KANSAS CITY, Mo. – To fully appreciate the concern that goes through Royals right-hander Luis Mendoza’s mind these days, you have to go back to 2010.
During April of that year, Mendoza seemingly was having his last chance at a big-league career. Boston, San Diego and Texas already had given up on him.
And here he was with Kansas City, having earned a spot in a shaky Royals’ bullpen.
With one final chance to impress a new team, Mendoza completely bombed.
It was painful to watch.
In his first appearance, Mendoza inherited a 2-1 lead against the Tigers. He promptly gave up 5 runs and the Royals lost, 7-3.
Two days later, Mendoza came on in a tight 4-3 game against the Red Sox. Within minutes he had given up three runs and the Royals never recovered in an 8-3 loss.
Finally, a week or so later, Mendoza was tagged for two more runs in another Royals loss. The Royals had little choice but to designate him for assignment shortly thereafter.
In four appearances that spring, Mendoza was hammered for 10 hits, 10 earned runs and four home runs in just four innings.
The Royals could have released him, but they assigned him to Triple-A instead.
“That seems like a long time ago,” Mendoza says now. “I don’t know what I was thinking then. I didn’t know where I might end up. I was concerned that I’d never make it back to the big leagues. I was still confident but I was concerned. It was all up in the air.”
At Triple-A Omaha, pitching coach Doug Henry tried to work with Mendoza and begged him to experiment with a different delivery angle.
“He wanted me to come over the top more,” Mendoza said. “I was more three-quarter angle, and my pitches were pretty flat at times. But I didn’t take to the change right away.”
In fact, Mendoza didn’t take to the change for months. It wasn’t until August of 2010 when he finally saw the light.
“I was able to do it more consistently and it started to finally feel comfortable,” Mendoza said. “My pitches were more down in the zone. I was getting some results. So I took that feeling into the off-season and into spring training.”
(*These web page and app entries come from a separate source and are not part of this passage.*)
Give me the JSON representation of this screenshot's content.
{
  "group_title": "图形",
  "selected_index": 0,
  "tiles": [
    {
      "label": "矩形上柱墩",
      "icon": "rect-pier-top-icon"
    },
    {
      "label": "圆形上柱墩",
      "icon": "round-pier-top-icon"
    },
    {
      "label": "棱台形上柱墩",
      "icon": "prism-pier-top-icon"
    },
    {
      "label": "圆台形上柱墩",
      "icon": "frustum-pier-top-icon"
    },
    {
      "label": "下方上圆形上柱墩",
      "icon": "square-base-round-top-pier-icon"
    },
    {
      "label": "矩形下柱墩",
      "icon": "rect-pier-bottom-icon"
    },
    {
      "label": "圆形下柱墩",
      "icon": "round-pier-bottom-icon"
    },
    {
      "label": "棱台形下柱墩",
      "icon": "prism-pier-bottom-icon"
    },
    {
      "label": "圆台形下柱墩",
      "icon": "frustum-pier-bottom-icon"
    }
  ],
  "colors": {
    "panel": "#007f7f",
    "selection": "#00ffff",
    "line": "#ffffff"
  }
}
The rest of Mendoza’s story is well-documented. With his new arm angle and a new boost in confidence, Mendoza dominated the Pacific Coast League in 2011, He was named the league’s pitcher of the year after going 12-5 with a dazzling 2.18 ERA.
“Keep in mind that it’s a hitter’s league,” Omaha manager Mike Jirschele said. “The best thing about Luis was that he got people out, night in and night out, even when he didn’t have his ‘A’ stuff. He was amazing.”
Mendoza, 28, was so good, in fact, that he got a September call-up and started twice for the Royals. He gave up just two runs in those starts and won both.
Naturally, all Mendoza could think about during the off-season was winning a spot on the Royals’ staff this spring.
“I worked very hard all last season and in the off-season,” he said. “I wanted that chance to prove I belonged here.”
Mendoza got that chance and won a job in the rotation with a terrific spring. But now, of course, he has to continue to prove himself. He knows he is on a short leash.
“Oh, yes, because there are guys in the minors ready to come up at any time,” he said. “And you have (Felipe) Paulino getting closer all the time to be 100 percent healthy. I can’t relax.”
So far, Mendoza’s fight to prove he belongs in the big leagues has offered mixed results. He was decent in his first start, but dreadful in his last two starts. He’s 0-2 with a 6.92 ERA.
The most disturbing part to Mendoza is that he has lost his command.
“I’ve got eight walks in two games,” he said, shaking his head. “That’s not me. I’m better than that. I don’t feel like I’m missing by much but I’m still missing.”
Mendoza can’t put a finger on the problem.
“You know, I was pitching pretty well in spring training,” he said. “I knew I couldn’t make a mistake. It felt like the regular season to me.
“Now, I still feel that way and maybe I’m trying too hard. I don’t know. I’ve just got to get back to what was working last year.”
Mendoza admits he’d like to be as confident again as he was in 2011.
“Yeah, it just felt like it didn’t matter who I was facing,” he said. “I always felt like I would get the job done and win.
“That’s the feeling I need to get back to. I know I have to keep proving myself.”
Despite his so-so start to the season, Mendoza, though, isn’t concerned he’ll ever revert to that disastrous 2010 form.
“Oh, no. That was a long time ago to me,” he said. “That’s not me anymore. But I don’t take anything for granted. Not in this game. Not for me.”